The statement in the referenced article – that the Constitution does not provide explicit language for equal treatment among the states – is true. Indeed, there not being an explicit statement allows Congress to enforce the 15th Amendment in a manner that discriminates among the states. But, inherent in the name “United States” is that the the United States consists of an inviable union of inviable states (Texas v. White). Accordingly, there should be a compelling reason for this extra scrutiny, as it compromises the integrity of the states.
Furthermore, I think the plaintiffs essentially concede that the Congress can discriminate among the states to protect voting rights if there is a compelling reason, in that they argue that the original circumstances warranting the VRA have changed.
I have a different take. Already in the Voting Rights Act is the answer.
“Under the Voting Rights Act, Section 4 of the act provides that a covered jurisdiction may seek to “bail out,” or remove itself from such coverage, and therefore be exempted from the preclearance requirements, by seeking a declaratory judgment before a three-judge panel in U.S. District Court for the District of Columbia. A bailout judgment can be issued only if the court determines that the jurisdiction meets certain eligibility requirements for bailout contained in the statute, including a 10-year record of nondiscrimination in voting-related actions. The act also provides that the attorney general can consent to entry of a judgment of bailout only if, based upon investigation, the attorney general is satisfied that the jurisdiction meets the eligibility requirements.”
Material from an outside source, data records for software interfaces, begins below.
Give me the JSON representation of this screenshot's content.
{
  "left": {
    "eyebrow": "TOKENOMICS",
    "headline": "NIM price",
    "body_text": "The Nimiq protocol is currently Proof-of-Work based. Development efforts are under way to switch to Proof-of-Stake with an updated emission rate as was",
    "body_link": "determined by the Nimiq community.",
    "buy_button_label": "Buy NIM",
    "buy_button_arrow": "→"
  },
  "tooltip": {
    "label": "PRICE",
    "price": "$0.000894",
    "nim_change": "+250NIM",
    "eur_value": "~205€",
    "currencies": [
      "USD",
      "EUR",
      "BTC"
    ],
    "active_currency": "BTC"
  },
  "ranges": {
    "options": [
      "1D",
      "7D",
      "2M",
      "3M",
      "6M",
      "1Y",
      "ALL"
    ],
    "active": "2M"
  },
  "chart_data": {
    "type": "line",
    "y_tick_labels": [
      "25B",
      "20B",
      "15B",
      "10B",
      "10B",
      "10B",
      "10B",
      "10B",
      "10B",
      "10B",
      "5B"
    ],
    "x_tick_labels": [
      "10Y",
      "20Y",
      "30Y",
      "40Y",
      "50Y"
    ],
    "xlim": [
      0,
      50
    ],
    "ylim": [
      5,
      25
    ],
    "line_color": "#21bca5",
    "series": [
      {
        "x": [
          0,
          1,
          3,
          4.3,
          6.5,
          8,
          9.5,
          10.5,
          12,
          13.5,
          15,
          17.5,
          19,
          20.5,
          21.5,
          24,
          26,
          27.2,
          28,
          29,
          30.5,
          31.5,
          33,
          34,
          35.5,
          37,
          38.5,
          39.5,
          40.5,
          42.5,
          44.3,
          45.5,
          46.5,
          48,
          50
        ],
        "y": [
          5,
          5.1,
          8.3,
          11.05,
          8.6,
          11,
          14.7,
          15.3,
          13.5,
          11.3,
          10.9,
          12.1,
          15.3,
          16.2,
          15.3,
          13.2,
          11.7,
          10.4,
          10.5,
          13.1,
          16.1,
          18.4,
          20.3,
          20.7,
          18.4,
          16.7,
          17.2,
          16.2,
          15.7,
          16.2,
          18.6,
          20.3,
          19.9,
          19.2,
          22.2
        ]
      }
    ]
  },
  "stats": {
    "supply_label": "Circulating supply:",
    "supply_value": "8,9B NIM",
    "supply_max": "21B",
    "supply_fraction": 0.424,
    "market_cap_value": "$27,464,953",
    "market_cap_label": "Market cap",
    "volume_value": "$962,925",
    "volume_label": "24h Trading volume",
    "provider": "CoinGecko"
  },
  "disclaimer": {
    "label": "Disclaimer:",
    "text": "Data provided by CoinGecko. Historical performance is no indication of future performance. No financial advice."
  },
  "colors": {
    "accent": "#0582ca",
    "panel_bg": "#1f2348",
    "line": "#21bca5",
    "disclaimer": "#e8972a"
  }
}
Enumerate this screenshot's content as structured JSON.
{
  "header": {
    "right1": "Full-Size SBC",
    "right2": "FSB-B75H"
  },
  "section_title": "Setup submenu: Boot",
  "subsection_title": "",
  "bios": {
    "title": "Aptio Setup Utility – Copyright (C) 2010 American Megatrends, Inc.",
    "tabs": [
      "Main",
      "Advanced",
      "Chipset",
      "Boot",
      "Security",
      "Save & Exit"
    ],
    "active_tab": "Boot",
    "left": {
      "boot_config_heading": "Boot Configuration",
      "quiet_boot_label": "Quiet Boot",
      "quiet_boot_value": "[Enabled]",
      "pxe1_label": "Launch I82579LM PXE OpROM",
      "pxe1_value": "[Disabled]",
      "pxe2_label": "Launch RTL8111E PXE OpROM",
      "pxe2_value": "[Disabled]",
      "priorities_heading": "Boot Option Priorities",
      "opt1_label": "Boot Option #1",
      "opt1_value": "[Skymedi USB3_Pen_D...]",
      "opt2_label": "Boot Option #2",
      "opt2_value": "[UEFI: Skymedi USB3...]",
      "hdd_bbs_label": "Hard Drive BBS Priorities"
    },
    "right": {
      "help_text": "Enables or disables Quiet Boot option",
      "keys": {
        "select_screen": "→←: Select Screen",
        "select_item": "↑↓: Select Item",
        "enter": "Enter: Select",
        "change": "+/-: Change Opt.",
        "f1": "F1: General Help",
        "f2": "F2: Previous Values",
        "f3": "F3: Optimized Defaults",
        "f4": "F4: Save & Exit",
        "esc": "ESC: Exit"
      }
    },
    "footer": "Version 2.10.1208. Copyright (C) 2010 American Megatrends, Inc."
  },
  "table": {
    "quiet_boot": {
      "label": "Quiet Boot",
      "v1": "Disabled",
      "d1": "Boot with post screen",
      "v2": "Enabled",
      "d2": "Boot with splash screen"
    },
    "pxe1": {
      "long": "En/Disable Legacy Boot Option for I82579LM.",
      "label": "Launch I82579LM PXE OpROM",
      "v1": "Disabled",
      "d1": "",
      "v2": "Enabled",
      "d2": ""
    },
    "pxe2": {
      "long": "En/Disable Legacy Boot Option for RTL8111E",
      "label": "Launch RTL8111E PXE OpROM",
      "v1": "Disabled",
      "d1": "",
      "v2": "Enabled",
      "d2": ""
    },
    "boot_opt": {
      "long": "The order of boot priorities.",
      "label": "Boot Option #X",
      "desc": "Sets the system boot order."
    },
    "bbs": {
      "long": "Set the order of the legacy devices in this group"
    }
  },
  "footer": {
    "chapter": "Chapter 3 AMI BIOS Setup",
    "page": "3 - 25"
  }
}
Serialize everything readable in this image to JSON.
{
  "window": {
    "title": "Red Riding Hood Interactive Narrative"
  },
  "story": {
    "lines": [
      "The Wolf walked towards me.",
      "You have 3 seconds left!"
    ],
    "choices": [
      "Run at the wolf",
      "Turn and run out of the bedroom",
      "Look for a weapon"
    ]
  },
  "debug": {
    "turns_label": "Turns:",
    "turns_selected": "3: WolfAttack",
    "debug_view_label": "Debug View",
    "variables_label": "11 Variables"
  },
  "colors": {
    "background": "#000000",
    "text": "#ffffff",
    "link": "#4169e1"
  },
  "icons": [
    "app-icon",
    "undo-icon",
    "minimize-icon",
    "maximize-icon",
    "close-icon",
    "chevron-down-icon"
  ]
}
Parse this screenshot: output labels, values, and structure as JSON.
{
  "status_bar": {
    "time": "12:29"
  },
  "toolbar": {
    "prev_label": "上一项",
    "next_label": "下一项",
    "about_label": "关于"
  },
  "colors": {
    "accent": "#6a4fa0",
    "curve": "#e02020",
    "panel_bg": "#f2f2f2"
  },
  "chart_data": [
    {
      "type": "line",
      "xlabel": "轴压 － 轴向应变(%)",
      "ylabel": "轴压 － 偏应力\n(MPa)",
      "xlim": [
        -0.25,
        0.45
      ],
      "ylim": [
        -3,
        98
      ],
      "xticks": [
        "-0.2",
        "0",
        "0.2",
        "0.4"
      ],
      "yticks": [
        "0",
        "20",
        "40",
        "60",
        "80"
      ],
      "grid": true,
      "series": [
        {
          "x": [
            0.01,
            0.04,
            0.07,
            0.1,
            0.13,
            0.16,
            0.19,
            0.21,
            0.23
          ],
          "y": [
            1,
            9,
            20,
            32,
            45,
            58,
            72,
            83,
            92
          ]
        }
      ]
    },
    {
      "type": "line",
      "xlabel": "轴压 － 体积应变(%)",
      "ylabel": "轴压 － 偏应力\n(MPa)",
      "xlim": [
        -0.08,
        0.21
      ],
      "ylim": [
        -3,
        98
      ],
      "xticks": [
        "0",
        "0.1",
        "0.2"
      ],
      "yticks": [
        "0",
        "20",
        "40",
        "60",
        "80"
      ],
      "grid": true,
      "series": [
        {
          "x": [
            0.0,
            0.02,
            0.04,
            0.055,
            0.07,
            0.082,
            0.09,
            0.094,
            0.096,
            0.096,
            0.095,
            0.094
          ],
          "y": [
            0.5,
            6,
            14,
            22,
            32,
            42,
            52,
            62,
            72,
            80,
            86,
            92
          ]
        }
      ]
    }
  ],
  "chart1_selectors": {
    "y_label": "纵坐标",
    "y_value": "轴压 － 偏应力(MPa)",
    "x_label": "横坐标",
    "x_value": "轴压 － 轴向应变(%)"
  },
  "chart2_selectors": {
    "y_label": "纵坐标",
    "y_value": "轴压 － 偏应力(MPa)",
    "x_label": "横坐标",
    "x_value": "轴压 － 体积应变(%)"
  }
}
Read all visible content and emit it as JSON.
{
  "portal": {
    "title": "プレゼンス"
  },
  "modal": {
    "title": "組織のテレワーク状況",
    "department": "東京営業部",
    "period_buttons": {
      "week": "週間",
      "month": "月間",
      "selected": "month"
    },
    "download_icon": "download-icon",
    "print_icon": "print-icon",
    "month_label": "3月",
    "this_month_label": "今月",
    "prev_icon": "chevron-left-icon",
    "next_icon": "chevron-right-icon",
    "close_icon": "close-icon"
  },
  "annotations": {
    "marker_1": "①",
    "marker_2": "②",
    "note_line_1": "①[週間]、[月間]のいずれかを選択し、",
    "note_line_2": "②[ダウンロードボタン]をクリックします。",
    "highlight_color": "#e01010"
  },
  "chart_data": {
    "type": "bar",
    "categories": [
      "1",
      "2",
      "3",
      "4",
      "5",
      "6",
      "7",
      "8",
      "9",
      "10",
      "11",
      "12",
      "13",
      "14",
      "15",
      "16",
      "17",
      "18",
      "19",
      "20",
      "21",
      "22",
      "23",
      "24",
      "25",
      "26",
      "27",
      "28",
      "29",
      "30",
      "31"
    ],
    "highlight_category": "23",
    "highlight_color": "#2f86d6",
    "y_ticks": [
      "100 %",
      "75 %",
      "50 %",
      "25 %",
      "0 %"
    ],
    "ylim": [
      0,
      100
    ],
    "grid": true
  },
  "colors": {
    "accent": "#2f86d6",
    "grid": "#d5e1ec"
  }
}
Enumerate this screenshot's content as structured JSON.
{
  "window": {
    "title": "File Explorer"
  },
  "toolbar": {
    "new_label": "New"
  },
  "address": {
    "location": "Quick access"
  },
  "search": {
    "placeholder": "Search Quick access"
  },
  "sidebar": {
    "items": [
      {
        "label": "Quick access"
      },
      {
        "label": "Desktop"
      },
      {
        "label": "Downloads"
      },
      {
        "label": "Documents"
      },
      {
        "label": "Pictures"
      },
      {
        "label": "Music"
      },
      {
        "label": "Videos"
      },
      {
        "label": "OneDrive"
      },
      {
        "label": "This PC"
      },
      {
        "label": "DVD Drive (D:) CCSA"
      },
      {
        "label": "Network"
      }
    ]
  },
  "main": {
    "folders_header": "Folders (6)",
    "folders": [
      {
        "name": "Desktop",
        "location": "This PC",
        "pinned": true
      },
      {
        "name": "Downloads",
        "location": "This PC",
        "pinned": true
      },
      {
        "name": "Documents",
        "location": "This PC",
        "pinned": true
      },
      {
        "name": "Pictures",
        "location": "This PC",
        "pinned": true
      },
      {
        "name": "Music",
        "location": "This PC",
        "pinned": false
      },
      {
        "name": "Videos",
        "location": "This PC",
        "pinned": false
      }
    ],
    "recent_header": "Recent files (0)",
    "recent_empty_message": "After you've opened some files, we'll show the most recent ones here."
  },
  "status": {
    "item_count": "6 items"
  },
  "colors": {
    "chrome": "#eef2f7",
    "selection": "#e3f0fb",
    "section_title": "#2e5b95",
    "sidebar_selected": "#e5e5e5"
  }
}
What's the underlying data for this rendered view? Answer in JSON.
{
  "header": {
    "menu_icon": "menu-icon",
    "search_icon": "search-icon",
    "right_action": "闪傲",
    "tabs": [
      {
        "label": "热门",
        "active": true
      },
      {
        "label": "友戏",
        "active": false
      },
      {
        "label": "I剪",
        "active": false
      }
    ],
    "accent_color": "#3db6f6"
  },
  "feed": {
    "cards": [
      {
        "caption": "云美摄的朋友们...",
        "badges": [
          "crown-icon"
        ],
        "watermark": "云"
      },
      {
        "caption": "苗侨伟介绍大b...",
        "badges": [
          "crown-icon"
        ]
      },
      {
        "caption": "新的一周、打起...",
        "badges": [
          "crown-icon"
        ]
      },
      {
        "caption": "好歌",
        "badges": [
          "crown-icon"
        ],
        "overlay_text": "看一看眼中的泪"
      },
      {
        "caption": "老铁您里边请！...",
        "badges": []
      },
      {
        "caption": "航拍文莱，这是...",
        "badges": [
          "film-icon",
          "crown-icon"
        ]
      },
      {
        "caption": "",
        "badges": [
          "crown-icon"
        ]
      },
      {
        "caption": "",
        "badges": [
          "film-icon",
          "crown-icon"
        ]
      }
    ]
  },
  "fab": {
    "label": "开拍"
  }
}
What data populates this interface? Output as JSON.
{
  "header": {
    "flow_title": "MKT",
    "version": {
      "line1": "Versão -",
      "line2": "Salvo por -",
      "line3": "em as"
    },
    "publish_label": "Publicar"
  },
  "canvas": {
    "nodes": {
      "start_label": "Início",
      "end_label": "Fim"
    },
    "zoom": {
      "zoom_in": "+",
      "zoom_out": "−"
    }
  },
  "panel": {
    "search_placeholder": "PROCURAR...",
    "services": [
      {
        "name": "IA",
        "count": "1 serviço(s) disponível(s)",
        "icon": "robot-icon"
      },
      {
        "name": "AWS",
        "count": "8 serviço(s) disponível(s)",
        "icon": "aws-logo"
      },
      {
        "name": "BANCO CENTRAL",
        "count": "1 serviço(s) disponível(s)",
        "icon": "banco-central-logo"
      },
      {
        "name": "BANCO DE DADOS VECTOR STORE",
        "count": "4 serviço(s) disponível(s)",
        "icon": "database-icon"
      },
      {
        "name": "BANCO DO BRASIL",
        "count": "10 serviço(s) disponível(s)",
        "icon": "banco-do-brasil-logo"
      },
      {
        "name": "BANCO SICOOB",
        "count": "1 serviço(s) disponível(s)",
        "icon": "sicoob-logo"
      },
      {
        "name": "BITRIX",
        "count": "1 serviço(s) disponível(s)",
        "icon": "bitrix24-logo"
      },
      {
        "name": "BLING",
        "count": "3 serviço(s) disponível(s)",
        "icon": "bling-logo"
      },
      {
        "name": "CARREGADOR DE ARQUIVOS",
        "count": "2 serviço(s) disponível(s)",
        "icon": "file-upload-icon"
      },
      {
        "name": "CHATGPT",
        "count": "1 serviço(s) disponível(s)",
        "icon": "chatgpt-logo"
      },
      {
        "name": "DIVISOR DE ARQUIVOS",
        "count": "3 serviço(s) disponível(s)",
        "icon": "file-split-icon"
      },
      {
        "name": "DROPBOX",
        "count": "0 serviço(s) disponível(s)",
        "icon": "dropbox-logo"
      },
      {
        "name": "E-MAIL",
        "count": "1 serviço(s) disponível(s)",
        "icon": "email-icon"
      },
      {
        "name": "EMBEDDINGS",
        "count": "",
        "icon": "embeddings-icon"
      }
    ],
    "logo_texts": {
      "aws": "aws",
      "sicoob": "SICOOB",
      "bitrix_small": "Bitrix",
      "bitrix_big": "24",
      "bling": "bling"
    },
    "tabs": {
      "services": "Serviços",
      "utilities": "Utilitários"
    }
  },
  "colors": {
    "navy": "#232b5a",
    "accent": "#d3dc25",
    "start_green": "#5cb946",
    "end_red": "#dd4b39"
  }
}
Also in the act, voters can use the reverse of Section 4 and ask the court, with convincing documentation, to implement preclearance.